= TASK BRIEF =
Copy each line below that has "post".

Element data from apps and pages:
:::::
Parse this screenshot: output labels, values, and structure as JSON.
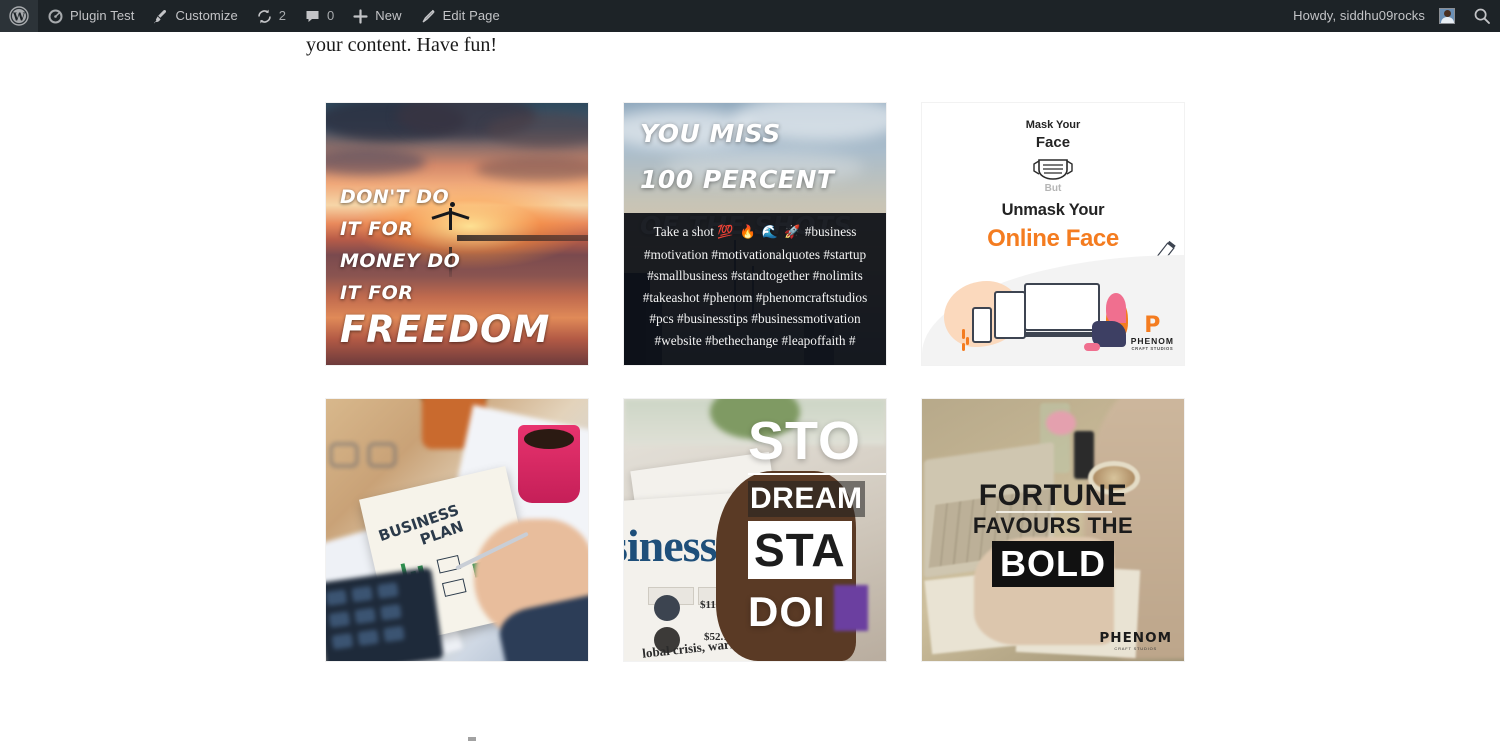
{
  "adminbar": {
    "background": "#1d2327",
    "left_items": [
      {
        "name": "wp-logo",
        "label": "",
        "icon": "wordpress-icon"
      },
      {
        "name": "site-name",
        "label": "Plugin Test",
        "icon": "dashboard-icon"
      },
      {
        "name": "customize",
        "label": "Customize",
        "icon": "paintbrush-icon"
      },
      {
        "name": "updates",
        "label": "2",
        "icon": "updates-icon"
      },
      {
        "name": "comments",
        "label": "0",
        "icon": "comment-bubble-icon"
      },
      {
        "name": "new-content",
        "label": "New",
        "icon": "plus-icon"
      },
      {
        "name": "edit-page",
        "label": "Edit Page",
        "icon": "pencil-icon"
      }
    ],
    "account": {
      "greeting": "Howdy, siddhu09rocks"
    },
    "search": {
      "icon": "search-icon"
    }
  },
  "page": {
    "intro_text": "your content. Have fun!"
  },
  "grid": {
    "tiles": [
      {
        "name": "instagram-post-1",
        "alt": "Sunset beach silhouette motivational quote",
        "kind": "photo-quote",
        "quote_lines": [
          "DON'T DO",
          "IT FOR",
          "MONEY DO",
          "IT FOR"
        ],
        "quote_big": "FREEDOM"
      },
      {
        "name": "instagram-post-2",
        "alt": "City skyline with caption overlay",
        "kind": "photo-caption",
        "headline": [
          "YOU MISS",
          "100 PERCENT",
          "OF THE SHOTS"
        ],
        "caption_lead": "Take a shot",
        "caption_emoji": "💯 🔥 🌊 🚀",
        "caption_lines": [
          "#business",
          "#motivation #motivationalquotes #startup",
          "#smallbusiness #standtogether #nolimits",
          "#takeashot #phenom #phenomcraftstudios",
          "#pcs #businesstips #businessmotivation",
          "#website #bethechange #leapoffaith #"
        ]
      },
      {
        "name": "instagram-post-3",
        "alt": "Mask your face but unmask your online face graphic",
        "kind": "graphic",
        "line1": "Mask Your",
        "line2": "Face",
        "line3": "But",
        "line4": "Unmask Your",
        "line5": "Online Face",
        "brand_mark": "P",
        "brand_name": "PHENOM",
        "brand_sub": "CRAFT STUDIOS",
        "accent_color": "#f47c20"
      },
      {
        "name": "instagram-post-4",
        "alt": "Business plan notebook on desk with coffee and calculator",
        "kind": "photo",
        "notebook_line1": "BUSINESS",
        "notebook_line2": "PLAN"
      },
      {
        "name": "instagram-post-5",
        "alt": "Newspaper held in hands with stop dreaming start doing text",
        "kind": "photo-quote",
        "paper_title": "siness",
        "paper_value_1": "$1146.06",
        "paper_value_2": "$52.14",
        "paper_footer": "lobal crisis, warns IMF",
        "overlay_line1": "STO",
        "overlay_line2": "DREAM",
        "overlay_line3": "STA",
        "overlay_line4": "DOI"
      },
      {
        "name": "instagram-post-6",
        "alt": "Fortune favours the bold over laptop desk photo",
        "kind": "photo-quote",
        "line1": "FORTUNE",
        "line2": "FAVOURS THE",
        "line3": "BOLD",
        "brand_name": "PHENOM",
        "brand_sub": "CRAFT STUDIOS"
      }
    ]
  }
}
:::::
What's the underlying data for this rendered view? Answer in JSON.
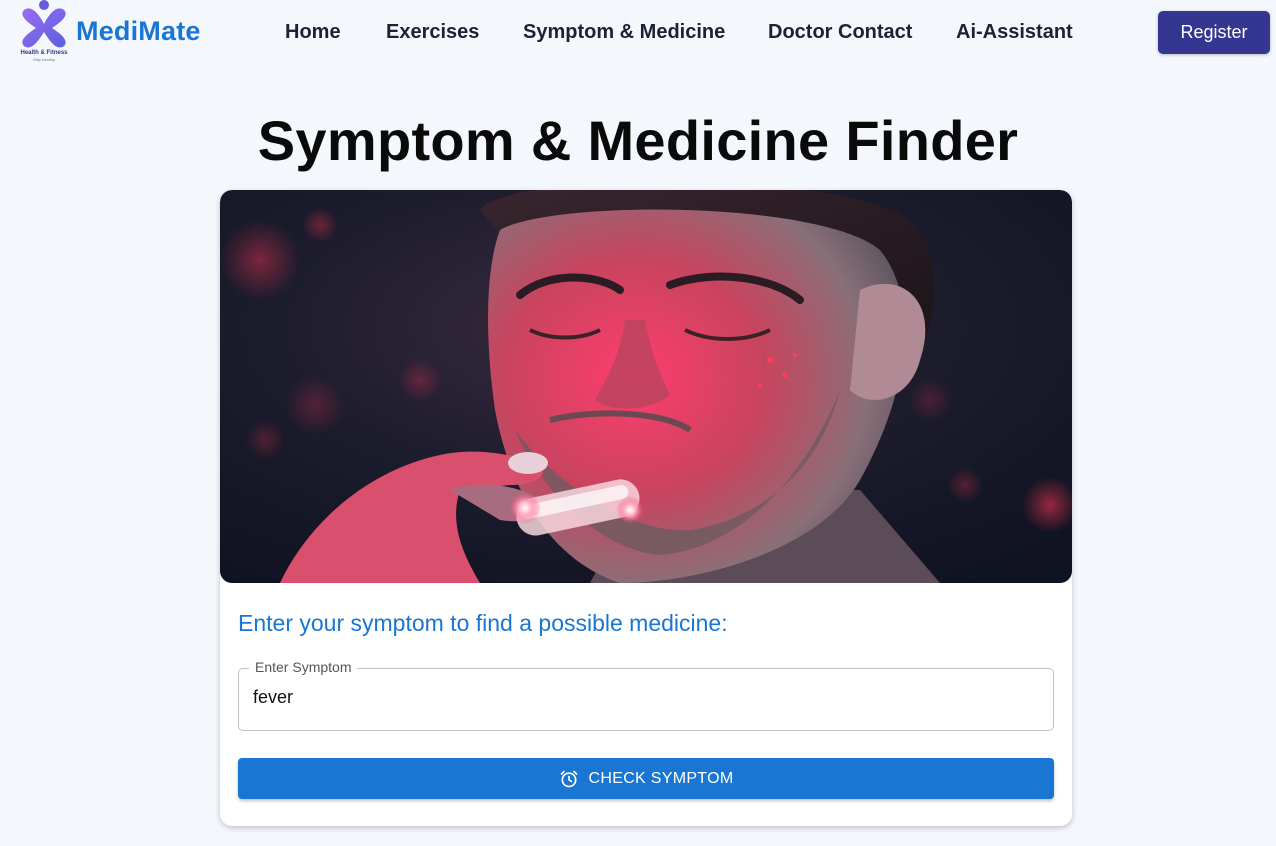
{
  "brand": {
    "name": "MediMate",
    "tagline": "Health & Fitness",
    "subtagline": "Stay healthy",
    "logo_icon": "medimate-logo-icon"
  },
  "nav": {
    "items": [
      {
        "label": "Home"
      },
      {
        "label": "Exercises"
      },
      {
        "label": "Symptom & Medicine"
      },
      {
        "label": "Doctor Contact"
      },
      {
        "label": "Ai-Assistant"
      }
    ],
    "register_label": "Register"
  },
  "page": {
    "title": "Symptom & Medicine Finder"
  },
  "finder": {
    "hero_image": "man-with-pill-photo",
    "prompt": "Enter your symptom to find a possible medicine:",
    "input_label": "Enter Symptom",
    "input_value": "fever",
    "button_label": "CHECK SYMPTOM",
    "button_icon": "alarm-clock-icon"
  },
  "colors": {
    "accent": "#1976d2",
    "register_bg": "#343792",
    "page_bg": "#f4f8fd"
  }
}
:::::
= TASK RESPONSE =
        "name": "instagram-post-1",
        "name": "instagram-post-2",
        "name": "instagram-post-3",
        "name": "instagram-post-4",
        "name": "instagram-post-5",
        "name": "instagram-post-6",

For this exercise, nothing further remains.